The Washington Redskins' newfound commitment to finding new talent through the draft may get a lot easier.
According to a source very good at predicting which teams will get which compensatory picks in the upcoming NFL draft the Redskins may receive as many as three extra selections in the April 26-27 draft. One might be a third-round pick.
Compensatory picks are award based on a complex formula devised by the NFL. Colonel Sanders did not guard his secret recipe any more closely than the NFL guards the exact formula.
We do know that it's based on the net value of unrestricted free agents lost and free agents signed during the previous offseason. That net value is determined by three factors—the value of the contract signed, the amount of playing time the player got and the player's postseason awards.
So, a Pro Bowl player who signed a fat contract and started 16 games is worth more in the equation than a one who signed a middling deal and spent half the year on injured reserve.
Beyond that, the details are unknown.

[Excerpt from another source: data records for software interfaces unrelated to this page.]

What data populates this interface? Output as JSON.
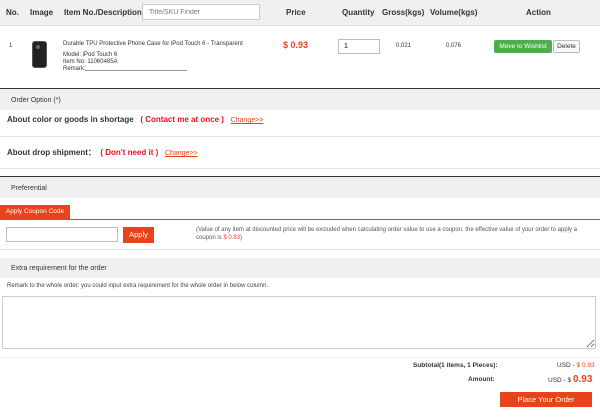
{
  "header": {
    "no": "No.",
    "image": "Image",
    "item": "Item No./Description.",
    "finder_placeholder": "Title/SKU Finder",
    "price": "Price",
    "quantity": "Quantity",
    "gross": "Gross(kgs)",
    "volume": "Volume(kgs)",
    "action": "Action"
  },
  "item": {
    "no": "1",
    "title": "Durable TPU Protective Phone Case for iPod Touch 6 - Transparent",
    "model": "Model: iPod Touch 6",
    "item_no": "Item No: 11060485A",
    "remark_label": "Remark:",
    "price": "$ 0.93",
    "quantity": "1",
    "gross": "0.021",
    "volume": "0.076",
    "wishlist_label": "Move to Wishlist",
    "delete_label": "Delete"
  },
  "order_option": {
    "title": "Order Option (*)",
    "color_label": "About color or goods in shortage",
    "color_value": "( Contact me at once )",
    "color_change": "Change>>",
    "drop_label": "About drop shipment：",
    "drop_value": "( Don't need it )",
    "drop_change": "Change>>"
  },
  "preferential": {
    "title": "Preferential",
    "tab_label": "Apply Coupon Code",
    "apply_label": "Apply",
    "note_text": "(Value of any item at discounted price will be excluded when calculating order value to use a coupon. the effective value of your order to apply a coupon is",
    "note_value": "$ 0.93",
    "note_end": ")"
  },
  "extra": {
    "title": "Extra requirement for the order",
    "remark_text": "Remark to the whole order: you could input extra requirement for the whole order in below column."
  },
  "summary": {
    "subtotal_label": "Subtotal(1 items, 1 Pieces):",
    "subtotal_prefix": "USD - ",
    "subtotal_value": "$ 0.93",
    "amount_label": "Amount:",
    "amount_prefix": "USD - $",
    "amount_value": "0.93",
    "place_order_label": "Place Your Order"
  }
}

Based off of the little that is known and extrapolating patterns from the picks awarded in the past, a few intrepid souls have cracked the code and have done a remarkable job in predicting the selections.
One of these niche within a niche experts goes by Adam and he prefers to post the results of his research on various message boards. His forum may be unorthodox, but his accuracy is excellent when it comes to predicting the compensatory picks.

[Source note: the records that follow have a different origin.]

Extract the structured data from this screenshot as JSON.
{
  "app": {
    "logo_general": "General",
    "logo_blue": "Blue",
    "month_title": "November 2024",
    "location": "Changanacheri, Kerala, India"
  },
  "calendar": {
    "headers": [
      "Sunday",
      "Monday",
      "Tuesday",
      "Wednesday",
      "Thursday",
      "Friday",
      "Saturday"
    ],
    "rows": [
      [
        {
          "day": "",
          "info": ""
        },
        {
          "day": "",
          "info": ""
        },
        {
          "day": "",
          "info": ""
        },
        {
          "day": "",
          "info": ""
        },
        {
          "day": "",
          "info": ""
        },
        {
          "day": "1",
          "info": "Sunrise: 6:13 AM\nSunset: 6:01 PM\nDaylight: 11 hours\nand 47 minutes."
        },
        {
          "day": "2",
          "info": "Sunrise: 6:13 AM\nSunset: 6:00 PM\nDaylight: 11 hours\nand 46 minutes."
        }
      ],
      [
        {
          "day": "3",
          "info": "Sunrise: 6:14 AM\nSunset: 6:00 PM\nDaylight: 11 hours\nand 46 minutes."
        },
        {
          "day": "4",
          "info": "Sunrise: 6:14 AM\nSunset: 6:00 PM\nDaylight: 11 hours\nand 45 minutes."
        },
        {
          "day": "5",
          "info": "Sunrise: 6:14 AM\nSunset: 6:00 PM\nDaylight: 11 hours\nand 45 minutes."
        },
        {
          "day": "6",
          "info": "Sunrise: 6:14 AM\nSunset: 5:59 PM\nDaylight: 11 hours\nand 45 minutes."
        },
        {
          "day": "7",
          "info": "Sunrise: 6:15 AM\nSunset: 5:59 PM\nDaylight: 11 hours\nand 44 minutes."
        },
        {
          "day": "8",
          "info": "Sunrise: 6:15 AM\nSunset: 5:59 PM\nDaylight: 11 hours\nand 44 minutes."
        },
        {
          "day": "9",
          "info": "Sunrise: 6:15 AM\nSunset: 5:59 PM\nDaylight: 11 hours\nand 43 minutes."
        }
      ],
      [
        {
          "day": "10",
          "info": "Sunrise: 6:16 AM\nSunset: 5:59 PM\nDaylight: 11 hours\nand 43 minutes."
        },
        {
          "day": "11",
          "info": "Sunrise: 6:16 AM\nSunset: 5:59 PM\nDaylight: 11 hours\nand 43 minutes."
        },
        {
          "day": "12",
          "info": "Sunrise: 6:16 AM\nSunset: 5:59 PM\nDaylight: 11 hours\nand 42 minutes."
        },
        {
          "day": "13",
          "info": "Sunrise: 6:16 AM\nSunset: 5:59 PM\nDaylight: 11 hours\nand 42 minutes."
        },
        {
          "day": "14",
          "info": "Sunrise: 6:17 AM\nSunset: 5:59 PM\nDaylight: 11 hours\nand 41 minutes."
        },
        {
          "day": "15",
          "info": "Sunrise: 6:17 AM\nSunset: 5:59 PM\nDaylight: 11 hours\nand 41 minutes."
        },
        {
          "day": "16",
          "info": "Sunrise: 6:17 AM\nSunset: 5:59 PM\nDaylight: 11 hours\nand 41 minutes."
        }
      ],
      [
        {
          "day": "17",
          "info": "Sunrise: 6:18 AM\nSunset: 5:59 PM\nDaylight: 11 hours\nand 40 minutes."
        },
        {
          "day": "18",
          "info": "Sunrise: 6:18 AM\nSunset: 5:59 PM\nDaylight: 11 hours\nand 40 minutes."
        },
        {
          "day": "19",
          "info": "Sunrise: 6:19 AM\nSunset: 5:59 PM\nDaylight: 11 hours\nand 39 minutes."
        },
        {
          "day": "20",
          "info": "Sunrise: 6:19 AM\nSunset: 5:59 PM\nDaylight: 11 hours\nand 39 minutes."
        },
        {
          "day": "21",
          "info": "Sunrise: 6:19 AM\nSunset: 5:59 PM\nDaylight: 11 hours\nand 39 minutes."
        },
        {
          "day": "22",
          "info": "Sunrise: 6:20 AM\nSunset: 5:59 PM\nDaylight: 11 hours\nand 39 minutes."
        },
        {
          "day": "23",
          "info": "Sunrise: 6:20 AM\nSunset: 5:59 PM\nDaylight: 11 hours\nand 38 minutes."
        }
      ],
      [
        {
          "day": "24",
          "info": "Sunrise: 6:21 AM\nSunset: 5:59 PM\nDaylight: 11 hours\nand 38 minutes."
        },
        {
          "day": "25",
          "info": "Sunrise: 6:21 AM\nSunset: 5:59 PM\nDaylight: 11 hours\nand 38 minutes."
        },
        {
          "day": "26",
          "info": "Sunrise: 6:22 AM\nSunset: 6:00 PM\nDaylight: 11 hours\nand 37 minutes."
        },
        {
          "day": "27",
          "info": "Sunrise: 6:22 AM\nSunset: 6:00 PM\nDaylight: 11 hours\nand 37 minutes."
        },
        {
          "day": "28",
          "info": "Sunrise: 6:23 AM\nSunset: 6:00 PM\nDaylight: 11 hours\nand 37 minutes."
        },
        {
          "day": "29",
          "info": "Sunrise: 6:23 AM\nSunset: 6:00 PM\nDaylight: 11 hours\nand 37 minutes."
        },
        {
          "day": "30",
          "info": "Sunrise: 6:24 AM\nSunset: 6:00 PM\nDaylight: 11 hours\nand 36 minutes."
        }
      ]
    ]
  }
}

He took the facts and figures regarding Derrick Dockery, T. J. Duckett, Warrick Holdman, Kenny Wright (the qualifying free agents the Redskins lost), and London Fletcher (the sole qualifying FA the Skins signed), applied his interpretation of the formula and he came up with one compensatory pick following the third round and two more following the seventh round for the Redskins.
The three extra picks would give the Redskins nine selections in the 2008 draft. They have six of their seven original picks (the fourth round pick is going to Denver in the last installment of the Duckett trade).
Washington hasn't had that many picks in a draft since 2002, when they had ten picks. Before that, you have to go back to 1993 when they also had nine (in an eight-round draft).
A team can't trade a compensatory pick, but having some can make it easier to deal off some of your original selections. Vinny Cerrato has indicated that the team would like to hold on to all of its picks but this would give them some flexibility should a beneficial opportunity come along.
The official announcement of the compensatory picks will be made at the owners' meeting in late March.